*About this task:* Scan the entries below and return each line that contains "JSON".

[Records from a collection]
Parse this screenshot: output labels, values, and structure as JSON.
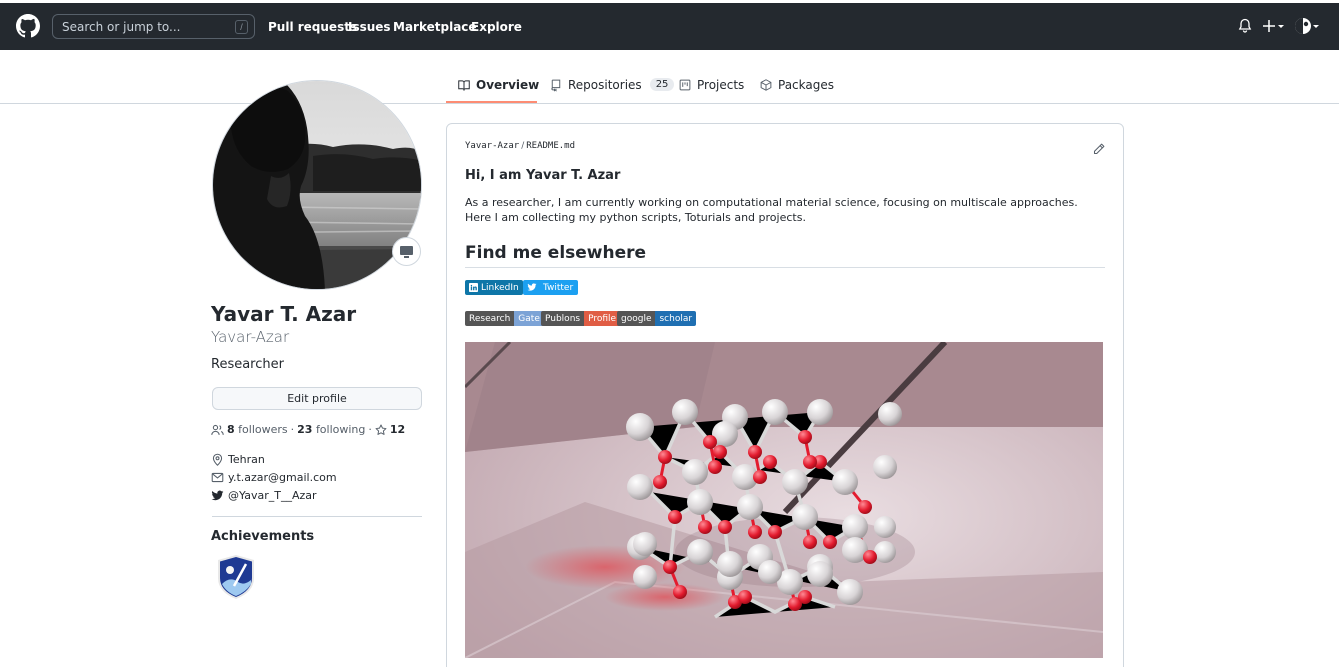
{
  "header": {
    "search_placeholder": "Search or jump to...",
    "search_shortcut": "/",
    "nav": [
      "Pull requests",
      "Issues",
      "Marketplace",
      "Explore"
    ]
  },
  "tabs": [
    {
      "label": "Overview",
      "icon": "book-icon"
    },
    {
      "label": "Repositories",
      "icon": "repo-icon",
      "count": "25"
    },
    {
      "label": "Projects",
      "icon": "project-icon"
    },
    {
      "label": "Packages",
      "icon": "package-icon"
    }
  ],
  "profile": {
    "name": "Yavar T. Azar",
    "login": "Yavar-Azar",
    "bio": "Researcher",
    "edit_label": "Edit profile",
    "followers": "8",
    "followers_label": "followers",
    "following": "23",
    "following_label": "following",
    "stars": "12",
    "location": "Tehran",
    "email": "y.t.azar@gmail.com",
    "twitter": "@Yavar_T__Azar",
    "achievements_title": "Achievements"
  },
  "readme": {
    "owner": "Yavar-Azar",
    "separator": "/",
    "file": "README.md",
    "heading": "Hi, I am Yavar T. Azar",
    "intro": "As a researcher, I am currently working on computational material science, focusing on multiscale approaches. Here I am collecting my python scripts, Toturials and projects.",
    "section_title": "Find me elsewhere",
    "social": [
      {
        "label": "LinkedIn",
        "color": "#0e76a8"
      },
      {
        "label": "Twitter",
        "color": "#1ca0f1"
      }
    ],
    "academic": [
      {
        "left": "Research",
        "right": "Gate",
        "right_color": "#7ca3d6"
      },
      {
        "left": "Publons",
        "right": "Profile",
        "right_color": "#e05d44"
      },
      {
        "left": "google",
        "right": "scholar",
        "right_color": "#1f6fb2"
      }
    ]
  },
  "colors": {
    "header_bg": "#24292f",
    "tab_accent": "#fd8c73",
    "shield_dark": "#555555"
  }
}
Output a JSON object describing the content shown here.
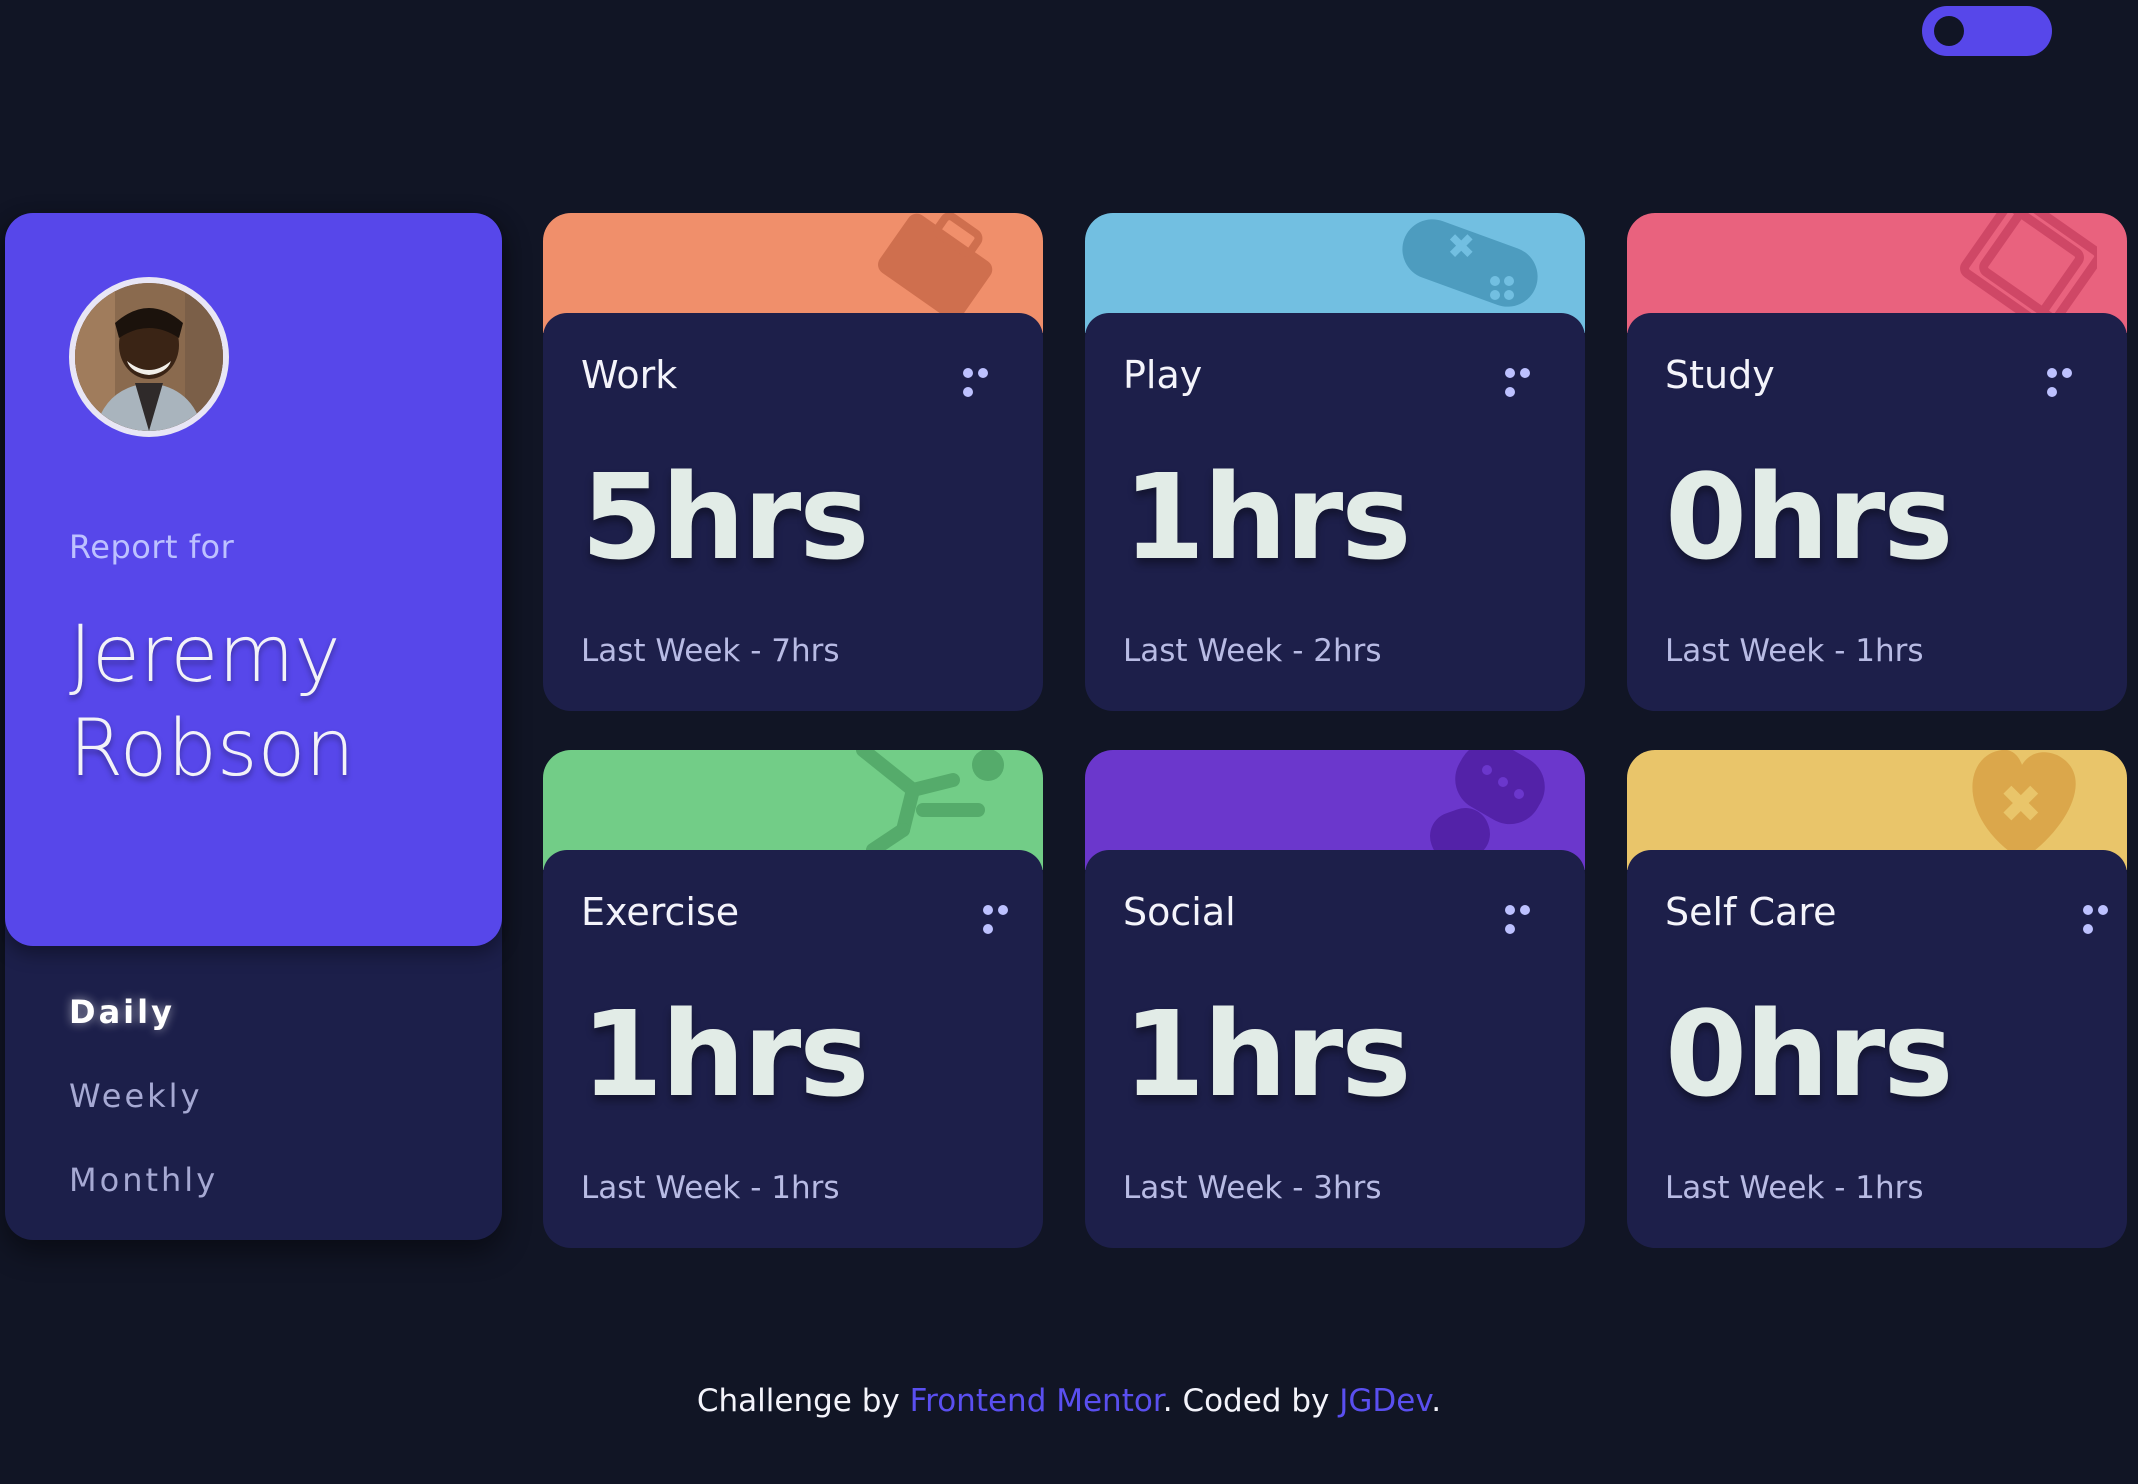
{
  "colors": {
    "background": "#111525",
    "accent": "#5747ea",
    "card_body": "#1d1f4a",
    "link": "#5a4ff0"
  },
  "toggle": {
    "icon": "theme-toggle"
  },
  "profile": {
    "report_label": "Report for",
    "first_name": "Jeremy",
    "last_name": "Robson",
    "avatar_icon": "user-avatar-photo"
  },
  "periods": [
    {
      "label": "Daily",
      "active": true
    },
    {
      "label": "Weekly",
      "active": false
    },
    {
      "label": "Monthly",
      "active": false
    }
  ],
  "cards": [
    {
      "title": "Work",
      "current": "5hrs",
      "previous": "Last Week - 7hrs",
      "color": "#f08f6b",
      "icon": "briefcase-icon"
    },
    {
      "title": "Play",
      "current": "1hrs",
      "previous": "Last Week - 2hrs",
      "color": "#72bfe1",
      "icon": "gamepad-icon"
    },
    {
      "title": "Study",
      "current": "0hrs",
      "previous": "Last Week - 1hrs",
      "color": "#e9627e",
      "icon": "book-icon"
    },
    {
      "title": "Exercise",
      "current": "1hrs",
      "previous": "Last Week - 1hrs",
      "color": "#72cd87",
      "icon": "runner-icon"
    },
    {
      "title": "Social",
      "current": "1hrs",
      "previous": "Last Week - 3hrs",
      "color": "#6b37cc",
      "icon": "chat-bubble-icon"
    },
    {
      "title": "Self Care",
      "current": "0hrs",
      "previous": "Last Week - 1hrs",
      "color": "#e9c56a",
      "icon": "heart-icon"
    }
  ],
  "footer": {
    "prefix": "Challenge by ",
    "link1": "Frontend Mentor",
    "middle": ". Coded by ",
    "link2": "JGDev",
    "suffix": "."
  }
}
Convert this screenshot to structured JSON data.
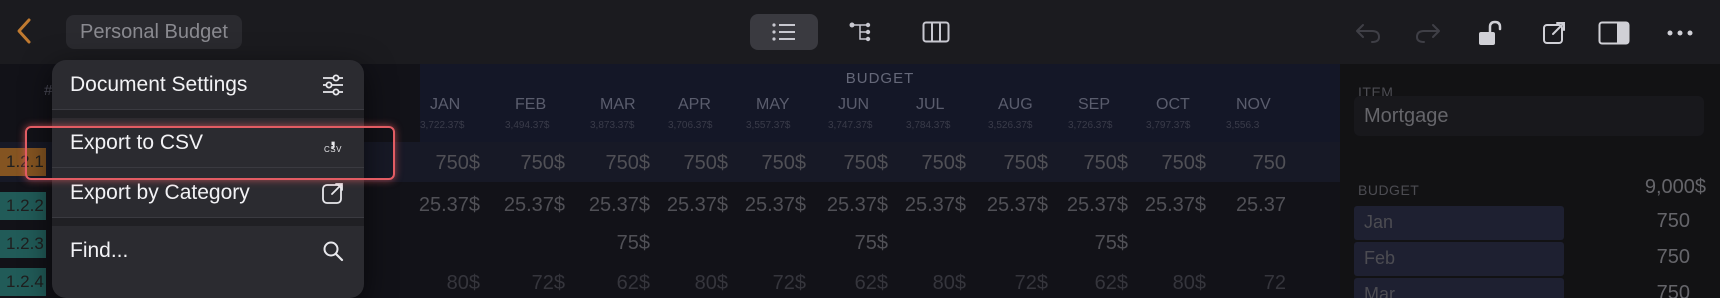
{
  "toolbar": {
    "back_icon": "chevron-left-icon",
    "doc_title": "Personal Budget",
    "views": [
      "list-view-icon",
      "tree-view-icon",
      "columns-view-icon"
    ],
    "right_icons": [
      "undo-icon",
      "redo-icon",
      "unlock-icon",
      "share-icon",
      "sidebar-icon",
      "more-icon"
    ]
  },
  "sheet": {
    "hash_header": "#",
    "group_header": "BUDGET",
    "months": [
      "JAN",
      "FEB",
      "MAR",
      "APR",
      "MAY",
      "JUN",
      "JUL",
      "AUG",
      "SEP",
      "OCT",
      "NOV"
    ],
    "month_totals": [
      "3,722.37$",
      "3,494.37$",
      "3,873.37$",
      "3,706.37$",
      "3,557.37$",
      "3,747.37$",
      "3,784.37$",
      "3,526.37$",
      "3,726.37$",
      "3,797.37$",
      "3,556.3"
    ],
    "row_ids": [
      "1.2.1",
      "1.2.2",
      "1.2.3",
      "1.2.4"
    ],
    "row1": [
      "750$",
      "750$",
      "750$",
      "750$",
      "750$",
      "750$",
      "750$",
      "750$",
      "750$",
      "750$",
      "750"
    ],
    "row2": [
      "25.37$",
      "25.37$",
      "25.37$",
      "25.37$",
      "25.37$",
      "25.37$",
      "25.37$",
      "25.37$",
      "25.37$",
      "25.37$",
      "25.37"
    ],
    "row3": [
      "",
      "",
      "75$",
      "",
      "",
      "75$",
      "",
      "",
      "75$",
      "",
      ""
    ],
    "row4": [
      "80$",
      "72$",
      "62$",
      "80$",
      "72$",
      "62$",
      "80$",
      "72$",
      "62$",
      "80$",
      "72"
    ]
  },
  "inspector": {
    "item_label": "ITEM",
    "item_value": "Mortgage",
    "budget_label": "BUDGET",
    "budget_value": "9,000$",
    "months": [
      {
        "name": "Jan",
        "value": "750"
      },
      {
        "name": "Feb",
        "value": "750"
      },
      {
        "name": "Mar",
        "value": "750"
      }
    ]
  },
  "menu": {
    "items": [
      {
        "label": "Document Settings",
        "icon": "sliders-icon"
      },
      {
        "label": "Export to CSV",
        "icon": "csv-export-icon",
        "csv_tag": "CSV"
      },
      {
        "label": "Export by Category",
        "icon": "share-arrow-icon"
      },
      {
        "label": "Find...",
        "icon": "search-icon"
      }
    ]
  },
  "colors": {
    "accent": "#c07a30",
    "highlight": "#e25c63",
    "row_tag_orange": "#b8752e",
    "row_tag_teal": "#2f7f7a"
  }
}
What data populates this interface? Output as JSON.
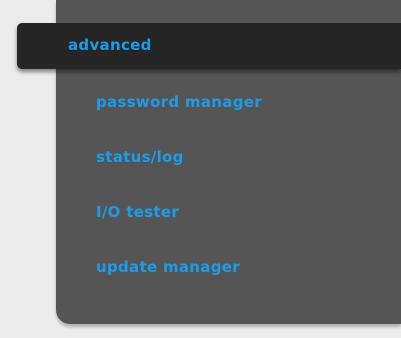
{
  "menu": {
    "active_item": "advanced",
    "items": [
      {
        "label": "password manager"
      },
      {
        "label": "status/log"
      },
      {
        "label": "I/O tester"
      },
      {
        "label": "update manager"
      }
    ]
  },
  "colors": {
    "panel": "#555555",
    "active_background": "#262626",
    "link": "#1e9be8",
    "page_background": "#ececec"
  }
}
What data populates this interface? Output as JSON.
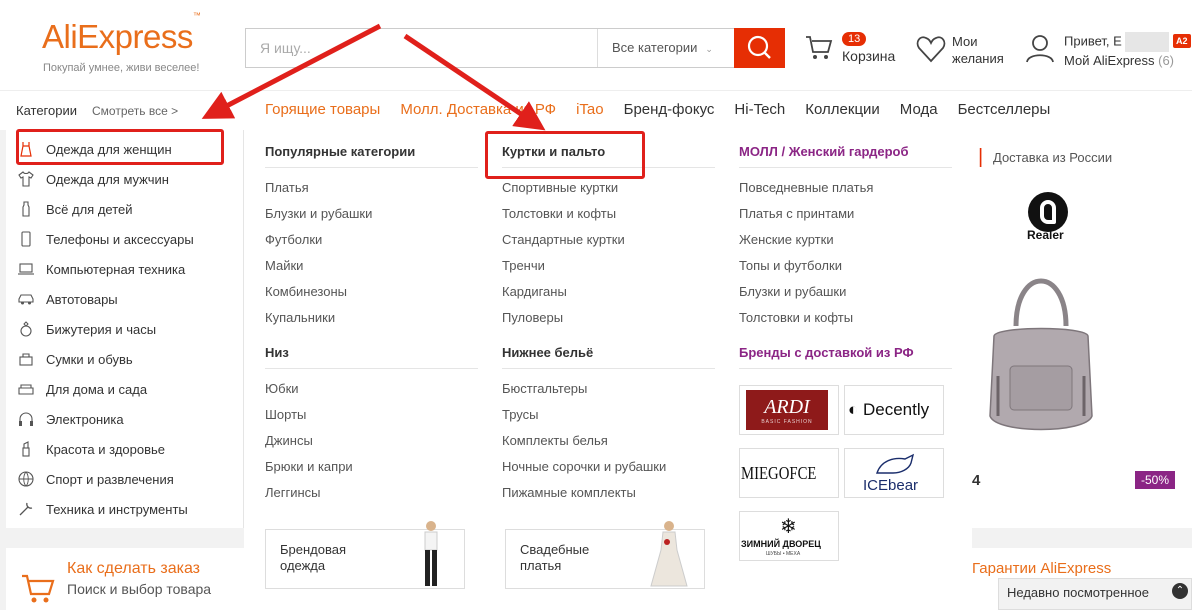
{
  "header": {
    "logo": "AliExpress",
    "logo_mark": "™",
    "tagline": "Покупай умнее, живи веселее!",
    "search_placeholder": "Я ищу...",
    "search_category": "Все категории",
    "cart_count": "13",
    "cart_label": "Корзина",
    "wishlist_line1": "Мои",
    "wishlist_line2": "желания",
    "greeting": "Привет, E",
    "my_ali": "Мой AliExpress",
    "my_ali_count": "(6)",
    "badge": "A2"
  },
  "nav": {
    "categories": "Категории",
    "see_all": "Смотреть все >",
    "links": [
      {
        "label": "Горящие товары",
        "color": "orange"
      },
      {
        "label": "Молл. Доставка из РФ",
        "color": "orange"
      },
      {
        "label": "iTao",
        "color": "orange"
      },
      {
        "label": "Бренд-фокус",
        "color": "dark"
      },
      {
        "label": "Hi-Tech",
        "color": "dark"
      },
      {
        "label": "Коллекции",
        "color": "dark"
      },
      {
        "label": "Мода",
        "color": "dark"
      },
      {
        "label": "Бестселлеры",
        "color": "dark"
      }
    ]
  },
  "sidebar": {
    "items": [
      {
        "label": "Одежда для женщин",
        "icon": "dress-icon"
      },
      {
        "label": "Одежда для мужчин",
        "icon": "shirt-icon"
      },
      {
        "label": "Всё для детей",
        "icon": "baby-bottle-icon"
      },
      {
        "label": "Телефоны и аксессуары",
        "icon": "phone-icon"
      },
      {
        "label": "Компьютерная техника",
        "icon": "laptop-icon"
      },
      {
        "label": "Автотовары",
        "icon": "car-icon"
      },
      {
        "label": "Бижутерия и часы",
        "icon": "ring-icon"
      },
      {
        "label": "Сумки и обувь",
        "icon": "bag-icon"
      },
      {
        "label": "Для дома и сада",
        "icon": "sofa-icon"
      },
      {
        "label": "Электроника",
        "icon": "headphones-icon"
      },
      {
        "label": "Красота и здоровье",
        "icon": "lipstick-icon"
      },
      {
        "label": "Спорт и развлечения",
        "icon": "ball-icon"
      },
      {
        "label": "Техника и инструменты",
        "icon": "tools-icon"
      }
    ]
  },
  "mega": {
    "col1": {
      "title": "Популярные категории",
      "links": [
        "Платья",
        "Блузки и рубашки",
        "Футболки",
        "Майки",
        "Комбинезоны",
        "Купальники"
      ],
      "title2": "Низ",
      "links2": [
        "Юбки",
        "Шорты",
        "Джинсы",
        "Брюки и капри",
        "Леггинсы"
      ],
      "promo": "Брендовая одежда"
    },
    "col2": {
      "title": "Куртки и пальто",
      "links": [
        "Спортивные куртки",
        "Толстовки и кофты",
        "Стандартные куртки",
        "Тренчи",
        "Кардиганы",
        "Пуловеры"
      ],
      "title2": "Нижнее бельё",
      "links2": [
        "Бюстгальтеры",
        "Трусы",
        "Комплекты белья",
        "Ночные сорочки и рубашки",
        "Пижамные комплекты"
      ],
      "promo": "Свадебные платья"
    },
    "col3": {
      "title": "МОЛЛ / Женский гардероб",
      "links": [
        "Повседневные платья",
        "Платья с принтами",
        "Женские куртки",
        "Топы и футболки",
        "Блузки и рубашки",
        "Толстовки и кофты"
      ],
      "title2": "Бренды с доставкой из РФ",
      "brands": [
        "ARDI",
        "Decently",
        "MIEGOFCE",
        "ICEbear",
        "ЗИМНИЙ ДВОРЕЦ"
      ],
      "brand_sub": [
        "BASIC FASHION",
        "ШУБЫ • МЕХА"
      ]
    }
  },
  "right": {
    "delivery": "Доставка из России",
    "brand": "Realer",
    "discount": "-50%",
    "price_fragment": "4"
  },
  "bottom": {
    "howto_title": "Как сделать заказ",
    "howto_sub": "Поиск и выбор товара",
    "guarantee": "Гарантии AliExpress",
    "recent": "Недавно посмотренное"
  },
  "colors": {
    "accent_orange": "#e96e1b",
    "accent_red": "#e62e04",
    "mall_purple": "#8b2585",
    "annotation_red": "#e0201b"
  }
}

*Response to this task:*
Parse this screenshot: output labels, values, and structure as JSON.
Output a JSON object describing the content shown here.
Convert this screenshot to structured JSON data.
What data populates this interface? Output as JSON.
What data populates this interface? Output as JSON.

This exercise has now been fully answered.